Which lines of the listing hold the string "godzin"? Copy those lines.

::::::

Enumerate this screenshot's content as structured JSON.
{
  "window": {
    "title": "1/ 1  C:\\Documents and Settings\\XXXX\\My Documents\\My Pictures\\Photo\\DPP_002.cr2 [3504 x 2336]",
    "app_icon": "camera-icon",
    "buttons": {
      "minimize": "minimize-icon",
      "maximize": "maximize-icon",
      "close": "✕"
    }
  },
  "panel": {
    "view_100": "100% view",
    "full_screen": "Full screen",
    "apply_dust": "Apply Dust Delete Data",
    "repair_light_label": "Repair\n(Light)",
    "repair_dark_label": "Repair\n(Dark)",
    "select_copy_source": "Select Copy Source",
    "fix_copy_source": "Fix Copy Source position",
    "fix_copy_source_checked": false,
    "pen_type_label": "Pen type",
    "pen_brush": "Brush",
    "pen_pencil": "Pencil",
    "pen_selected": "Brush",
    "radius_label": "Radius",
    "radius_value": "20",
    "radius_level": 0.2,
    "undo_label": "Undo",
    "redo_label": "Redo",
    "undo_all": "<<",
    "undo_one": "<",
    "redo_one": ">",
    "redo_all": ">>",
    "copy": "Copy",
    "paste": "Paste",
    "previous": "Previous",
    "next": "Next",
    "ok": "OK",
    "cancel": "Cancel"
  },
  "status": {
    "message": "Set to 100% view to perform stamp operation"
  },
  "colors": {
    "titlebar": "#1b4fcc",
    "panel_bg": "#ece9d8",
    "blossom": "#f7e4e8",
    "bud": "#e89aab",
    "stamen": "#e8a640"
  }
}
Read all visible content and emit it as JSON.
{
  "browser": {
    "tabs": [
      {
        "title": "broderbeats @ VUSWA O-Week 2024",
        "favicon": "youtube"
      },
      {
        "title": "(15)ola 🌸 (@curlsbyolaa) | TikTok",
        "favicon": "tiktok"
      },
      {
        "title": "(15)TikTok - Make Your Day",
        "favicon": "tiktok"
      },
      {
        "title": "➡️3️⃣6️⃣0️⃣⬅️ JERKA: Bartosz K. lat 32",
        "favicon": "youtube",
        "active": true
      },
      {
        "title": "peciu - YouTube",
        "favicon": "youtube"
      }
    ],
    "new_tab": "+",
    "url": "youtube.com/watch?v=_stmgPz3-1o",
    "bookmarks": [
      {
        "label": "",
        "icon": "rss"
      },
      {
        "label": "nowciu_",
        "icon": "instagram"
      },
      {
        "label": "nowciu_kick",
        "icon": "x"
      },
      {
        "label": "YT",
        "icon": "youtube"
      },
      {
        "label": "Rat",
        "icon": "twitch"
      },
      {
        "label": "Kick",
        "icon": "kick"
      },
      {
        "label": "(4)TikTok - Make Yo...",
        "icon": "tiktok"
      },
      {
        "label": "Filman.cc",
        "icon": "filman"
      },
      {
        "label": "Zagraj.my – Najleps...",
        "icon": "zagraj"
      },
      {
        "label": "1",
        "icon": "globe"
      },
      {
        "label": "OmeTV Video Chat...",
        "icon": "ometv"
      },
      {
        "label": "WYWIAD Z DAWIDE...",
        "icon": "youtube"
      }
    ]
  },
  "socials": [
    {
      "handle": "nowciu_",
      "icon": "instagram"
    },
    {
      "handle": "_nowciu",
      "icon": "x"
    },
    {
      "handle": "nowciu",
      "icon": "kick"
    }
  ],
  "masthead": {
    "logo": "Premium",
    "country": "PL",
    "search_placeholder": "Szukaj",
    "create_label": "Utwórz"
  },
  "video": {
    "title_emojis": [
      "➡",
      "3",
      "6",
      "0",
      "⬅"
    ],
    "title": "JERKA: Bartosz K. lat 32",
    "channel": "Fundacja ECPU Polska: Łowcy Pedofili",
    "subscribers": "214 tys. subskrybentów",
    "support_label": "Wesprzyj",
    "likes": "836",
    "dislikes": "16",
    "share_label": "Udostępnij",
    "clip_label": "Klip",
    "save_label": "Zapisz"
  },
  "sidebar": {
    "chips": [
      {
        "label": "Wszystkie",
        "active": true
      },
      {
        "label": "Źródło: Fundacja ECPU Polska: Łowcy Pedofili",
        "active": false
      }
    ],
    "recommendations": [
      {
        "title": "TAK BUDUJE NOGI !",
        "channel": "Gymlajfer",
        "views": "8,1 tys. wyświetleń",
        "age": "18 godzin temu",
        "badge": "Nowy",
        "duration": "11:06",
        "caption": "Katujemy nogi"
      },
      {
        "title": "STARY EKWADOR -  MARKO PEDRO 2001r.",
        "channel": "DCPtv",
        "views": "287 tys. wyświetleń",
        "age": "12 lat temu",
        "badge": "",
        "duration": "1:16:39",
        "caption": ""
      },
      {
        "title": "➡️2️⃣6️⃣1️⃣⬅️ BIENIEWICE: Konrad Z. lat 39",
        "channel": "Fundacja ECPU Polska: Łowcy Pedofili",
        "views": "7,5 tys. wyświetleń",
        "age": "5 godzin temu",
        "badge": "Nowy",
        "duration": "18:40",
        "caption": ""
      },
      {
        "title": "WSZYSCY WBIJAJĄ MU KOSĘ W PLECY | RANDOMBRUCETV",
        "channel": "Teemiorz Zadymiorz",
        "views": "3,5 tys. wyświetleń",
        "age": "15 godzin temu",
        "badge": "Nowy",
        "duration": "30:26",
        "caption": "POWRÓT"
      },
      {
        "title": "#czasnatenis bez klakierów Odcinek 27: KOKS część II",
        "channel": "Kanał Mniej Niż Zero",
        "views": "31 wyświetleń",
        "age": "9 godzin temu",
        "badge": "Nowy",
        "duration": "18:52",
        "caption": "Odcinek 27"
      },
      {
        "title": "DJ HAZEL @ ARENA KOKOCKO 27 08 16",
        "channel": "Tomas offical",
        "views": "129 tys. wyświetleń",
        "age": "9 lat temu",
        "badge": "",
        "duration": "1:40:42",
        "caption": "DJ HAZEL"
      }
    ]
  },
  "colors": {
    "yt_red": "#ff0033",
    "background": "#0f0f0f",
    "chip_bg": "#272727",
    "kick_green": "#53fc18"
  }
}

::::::

Response:
        "age": "18 godzin temu",
        "age": "5 godzin temu",
        "age": "15 godzin temu",
        "age": "9 godzin temu",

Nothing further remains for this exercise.